SIMON BIRMINGHAM: Well this is very bad timing for the process of water reform. It of course comes at a critical stage in between the release of an initial Guide for the future Murray-Darling Basin Plan and the release of a full draft of that proposed Plan. So it’s a critical stage of the Authority and it really plunges the process of Murray-Darling reform into a sense of crisis.

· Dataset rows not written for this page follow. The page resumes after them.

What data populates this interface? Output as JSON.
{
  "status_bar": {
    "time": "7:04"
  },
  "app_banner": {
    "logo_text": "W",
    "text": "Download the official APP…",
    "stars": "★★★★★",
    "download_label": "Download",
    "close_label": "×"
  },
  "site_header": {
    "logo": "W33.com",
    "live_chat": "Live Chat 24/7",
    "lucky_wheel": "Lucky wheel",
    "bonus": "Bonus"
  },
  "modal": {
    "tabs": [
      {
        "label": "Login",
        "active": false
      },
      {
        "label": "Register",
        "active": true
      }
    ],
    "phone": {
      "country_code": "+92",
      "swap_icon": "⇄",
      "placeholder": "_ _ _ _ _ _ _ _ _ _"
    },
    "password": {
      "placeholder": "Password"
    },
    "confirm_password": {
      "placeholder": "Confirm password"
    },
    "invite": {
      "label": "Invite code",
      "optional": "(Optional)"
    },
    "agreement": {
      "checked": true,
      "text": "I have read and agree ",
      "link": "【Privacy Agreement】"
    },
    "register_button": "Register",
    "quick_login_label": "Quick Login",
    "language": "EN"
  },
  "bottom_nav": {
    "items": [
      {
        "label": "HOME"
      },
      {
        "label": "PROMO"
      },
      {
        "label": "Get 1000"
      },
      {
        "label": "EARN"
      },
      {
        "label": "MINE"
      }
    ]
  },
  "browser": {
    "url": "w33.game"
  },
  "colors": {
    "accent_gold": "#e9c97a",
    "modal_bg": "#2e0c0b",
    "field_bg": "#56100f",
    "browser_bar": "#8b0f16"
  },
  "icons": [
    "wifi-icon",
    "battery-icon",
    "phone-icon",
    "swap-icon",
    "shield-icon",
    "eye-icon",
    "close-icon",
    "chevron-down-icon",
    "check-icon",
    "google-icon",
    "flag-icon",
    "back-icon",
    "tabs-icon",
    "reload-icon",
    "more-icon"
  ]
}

I’ve only just received a copy of Mr Taylor’s statement, but in ploughing through that it certainly indicates that the spin that Water Minister Tony Burke put on the interpretation of the Water Act in Parliament just a month or two ago is in total conflict with the way Mr Taylor and the Murray-Darling Basin Authority interpret the Water Act. Now, Minister Burke needs to come clean, admit that there are some fundamental differences obviously between the Authority and himself here and try to get themselves back on the same page so they can get the process of water reform back on track.
DAVID BEVAN: Will you be looking for Mr Taylor, that is Michael Taylor, the Chair, to explain himself more fully?
SIMON BIRMINGHAM: Well Mr Taylor has fronted dozens of community meetings throughout the Murray-Darling Basin, he’s answered questions to thousands and thousands of angry and concerned people in Basin communities. Minister Burke has not done any of those things. Now Mr Taylor has [unclear] put out a detailed statement today; I would hope that he’ll take questions as well. But what’s going to be particularly important is that Tony Burke, the new Water Minister, needs to front up and answer just what this means for Basin reform, does it mean that the Government needs to reconsider aspects of the Water Act if it is to achieve a balanced outcome and –
DAVID BEVAN: Okay, so our listeners know who we’re talking about here, is this the guy who had to turn up to all of those hostile meetings?
DAVID BEVAN: Right, so he’s the guy who we saw on our TV screens and people were baying for his blood …
SIMON BIRMINGHAM: Well, both Mike Taylor and Rob Freeman, Rob Freeman is the CEO of the Authority and Mike Taylor was the Chair, both of them fronted up to virtually all of the meetings and copped all of that flak and at least heard what the communities were saying. …  I think many people will be rightly concerned that the people who went out to listen to their concerns and were charged with hopefully taking those concerns into account in drafting the report, one of those two key people is not going to be there to see it through.
MATTHEW ABRAHAM: Simon Birmingham, thank you …
SIMON BIRMINGHAM: It’s a pleasure, guys.